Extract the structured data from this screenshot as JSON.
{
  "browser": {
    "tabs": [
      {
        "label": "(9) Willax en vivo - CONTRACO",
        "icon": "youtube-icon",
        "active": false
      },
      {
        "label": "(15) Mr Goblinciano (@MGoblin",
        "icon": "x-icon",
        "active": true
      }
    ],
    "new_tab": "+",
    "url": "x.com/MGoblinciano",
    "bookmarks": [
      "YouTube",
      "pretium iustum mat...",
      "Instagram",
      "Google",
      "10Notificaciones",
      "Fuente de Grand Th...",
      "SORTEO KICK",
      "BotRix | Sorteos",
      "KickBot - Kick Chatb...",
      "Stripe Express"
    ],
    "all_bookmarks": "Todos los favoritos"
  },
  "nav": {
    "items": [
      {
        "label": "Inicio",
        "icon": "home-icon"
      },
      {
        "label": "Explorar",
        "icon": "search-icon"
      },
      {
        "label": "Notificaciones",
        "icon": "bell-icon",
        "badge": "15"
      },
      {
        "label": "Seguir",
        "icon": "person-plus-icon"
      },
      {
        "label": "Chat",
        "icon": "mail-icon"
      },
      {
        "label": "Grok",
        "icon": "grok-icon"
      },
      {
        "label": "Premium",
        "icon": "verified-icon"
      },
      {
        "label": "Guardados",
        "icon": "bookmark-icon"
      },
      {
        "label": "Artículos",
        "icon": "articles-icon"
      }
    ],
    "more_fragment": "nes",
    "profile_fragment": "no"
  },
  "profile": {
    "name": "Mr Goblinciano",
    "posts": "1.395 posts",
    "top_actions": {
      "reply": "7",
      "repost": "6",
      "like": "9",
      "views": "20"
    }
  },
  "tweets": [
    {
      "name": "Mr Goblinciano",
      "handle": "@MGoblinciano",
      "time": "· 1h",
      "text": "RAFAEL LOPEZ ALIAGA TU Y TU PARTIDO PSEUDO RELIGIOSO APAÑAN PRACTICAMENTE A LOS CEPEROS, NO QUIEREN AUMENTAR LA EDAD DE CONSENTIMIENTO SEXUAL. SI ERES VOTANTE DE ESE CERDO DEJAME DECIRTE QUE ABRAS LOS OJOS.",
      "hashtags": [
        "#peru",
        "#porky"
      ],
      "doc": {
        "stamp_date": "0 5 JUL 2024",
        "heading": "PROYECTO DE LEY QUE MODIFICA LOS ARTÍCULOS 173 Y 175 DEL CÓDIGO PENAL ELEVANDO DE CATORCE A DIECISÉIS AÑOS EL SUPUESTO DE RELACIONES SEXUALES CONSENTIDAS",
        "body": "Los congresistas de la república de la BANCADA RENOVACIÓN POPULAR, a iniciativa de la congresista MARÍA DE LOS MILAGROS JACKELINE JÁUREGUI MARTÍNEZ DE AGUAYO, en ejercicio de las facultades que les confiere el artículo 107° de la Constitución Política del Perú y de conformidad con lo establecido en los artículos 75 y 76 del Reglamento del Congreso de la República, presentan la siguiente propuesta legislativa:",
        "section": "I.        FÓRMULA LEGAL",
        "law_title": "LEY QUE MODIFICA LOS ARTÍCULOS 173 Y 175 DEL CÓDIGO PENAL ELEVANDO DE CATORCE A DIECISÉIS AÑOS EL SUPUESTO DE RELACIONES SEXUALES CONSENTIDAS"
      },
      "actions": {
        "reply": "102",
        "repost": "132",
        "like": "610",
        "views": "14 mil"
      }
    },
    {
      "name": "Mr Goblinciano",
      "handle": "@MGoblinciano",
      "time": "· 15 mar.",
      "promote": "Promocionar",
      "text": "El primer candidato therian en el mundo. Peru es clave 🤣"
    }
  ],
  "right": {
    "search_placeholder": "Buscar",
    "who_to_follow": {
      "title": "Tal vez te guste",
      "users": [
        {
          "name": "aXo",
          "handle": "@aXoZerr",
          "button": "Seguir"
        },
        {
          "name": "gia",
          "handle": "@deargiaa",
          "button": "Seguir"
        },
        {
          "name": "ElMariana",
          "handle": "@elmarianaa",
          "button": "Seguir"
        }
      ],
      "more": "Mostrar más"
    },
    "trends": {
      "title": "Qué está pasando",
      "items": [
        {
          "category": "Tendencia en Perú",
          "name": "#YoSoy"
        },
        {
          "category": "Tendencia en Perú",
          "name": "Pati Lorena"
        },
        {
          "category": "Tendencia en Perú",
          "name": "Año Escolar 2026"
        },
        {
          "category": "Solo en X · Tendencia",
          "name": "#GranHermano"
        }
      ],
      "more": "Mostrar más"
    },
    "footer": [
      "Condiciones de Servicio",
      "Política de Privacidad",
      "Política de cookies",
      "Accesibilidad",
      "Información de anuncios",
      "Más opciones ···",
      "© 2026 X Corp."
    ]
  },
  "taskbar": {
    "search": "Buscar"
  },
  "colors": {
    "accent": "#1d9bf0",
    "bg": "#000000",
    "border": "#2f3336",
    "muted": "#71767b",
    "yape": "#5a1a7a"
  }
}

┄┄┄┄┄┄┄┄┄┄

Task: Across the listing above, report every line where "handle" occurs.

Exercise output:
      "handle": "@MGoblinciano",
      "handle": "@MGoblinciano",
          "handle": "@aXoZerr",
          "handle": "@deargiaa",
          "handle": "@elmarianaa",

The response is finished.